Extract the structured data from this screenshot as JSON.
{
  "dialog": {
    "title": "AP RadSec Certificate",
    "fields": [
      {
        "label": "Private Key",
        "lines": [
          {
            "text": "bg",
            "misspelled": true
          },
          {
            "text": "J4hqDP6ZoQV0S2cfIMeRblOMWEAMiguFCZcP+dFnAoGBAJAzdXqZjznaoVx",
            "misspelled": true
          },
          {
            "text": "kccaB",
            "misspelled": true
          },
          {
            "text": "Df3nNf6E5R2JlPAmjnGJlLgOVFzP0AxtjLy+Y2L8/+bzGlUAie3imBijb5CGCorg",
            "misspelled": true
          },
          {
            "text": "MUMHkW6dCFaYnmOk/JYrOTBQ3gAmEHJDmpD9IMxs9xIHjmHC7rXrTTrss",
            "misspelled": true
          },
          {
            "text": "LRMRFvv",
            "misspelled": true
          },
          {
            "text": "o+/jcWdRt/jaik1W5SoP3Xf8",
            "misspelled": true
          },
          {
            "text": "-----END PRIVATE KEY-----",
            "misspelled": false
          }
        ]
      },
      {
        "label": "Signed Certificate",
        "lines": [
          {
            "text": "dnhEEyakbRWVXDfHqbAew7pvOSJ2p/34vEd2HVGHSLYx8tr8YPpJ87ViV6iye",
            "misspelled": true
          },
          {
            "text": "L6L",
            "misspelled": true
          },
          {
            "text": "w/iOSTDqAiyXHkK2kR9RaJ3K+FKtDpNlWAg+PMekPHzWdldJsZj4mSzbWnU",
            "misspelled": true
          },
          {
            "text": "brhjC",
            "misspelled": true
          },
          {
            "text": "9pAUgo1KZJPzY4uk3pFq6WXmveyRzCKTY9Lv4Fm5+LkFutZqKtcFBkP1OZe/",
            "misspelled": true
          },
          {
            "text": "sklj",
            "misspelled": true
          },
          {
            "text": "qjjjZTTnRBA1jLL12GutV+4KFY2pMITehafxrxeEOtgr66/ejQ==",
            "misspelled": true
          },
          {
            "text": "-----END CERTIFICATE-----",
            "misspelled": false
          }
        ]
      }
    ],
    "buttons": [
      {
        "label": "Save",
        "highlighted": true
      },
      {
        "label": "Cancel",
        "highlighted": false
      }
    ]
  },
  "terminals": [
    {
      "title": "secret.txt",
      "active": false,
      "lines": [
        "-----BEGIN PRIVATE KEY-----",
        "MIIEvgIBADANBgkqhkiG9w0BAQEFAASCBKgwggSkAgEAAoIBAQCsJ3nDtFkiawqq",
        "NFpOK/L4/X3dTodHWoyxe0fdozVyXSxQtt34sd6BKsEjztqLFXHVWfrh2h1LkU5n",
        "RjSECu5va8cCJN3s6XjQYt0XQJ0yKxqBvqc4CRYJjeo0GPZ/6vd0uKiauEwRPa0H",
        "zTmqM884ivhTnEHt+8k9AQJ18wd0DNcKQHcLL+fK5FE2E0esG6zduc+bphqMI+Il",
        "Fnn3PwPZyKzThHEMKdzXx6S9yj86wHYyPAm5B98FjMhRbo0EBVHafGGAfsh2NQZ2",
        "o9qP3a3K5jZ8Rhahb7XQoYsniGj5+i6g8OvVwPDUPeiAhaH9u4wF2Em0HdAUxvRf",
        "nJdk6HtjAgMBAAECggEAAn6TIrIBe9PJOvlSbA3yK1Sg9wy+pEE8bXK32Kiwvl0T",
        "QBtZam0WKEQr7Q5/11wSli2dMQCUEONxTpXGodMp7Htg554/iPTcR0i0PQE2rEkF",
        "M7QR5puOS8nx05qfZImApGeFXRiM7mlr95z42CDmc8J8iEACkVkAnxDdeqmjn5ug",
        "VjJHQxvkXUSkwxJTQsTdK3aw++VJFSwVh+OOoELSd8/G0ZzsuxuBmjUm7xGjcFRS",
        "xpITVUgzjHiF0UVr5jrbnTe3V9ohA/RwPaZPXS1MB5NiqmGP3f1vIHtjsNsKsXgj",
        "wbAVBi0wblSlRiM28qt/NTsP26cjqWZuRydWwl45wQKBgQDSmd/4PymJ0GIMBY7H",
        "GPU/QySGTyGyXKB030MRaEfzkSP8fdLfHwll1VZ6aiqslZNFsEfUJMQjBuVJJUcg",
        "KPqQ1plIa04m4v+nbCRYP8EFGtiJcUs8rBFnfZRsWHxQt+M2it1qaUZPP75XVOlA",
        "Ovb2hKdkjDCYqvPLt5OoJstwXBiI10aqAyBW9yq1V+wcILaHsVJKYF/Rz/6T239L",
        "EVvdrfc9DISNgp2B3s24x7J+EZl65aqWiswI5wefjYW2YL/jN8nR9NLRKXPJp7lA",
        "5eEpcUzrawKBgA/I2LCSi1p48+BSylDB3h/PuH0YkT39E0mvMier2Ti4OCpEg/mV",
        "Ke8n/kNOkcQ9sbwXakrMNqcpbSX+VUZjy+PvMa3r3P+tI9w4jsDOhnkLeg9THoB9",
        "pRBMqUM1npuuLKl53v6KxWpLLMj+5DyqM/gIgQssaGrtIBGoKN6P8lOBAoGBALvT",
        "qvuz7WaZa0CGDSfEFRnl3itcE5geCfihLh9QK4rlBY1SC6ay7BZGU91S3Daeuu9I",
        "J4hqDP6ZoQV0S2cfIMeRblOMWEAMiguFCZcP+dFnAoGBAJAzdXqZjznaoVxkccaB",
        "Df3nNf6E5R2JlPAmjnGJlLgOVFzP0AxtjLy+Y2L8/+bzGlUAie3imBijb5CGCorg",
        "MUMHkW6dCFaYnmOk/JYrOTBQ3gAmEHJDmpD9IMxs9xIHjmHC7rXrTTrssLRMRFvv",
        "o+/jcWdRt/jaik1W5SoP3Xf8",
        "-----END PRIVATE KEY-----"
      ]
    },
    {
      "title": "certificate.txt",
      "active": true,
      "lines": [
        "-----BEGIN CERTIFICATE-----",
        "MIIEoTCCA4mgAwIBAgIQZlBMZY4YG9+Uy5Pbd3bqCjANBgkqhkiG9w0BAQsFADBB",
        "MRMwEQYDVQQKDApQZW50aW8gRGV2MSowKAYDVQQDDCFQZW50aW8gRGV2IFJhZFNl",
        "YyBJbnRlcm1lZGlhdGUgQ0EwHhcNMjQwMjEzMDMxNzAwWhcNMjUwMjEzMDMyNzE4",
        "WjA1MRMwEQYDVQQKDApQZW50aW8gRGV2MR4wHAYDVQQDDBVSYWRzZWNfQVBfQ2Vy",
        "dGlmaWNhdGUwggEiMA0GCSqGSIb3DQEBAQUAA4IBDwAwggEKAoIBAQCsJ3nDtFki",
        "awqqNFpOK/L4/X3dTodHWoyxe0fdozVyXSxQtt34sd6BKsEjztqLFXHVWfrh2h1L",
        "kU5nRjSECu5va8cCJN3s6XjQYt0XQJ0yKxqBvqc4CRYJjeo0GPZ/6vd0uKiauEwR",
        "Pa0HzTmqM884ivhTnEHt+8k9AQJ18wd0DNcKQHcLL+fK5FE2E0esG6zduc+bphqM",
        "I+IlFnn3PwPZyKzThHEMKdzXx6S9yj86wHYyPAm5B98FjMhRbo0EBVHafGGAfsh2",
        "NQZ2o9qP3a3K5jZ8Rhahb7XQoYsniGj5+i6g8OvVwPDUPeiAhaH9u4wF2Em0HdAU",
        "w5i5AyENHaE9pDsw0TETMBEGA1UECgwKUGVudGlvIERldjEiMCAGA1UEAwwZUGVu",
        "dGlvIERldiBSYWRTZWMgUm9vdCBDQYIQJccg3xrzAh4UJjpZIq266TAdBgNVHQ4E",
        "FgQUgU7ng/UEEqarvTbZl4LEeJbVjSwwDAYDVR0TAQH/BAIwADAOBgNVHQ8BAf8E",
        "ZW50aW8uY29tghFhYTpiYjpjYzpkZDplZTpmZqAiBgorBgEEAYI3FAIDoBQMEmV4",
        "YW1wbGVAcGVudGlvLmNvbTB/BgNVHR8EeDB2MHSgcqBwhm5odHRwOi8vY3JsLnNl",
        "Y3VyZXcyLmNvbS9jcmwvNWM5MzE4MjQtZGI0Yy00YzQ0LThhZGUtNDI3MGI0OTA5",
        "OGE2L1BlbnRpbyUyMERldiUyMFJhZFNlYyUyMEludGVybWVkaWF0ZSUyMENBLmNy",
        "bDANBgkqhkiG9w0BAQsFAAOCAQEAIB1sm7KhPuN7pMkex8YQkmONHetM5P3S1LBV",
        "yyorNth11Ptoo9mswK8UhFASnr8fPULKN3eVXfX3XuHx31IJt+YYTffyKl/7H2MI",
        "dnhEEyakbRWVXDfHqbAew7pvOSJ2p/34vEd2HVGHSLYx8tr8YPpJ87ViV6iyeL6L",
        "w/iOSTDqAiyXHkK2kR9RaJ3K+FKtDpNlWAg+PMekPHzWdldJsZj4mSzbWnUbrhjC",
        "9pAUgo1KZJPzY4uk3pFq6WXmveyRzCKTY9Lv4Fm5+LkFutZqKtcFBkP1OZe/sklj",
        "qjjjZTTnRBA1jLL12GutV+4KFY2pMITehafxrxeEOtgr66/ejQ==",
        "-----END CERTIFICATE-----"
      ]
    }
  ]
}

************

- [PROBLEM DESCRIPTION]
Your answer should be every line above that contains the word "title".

- [ANSWER TO THE PROBLEM]
    "title": "AP RadSec Certificate",
      "title": "secret.txt",
      "title": "certificate.txt",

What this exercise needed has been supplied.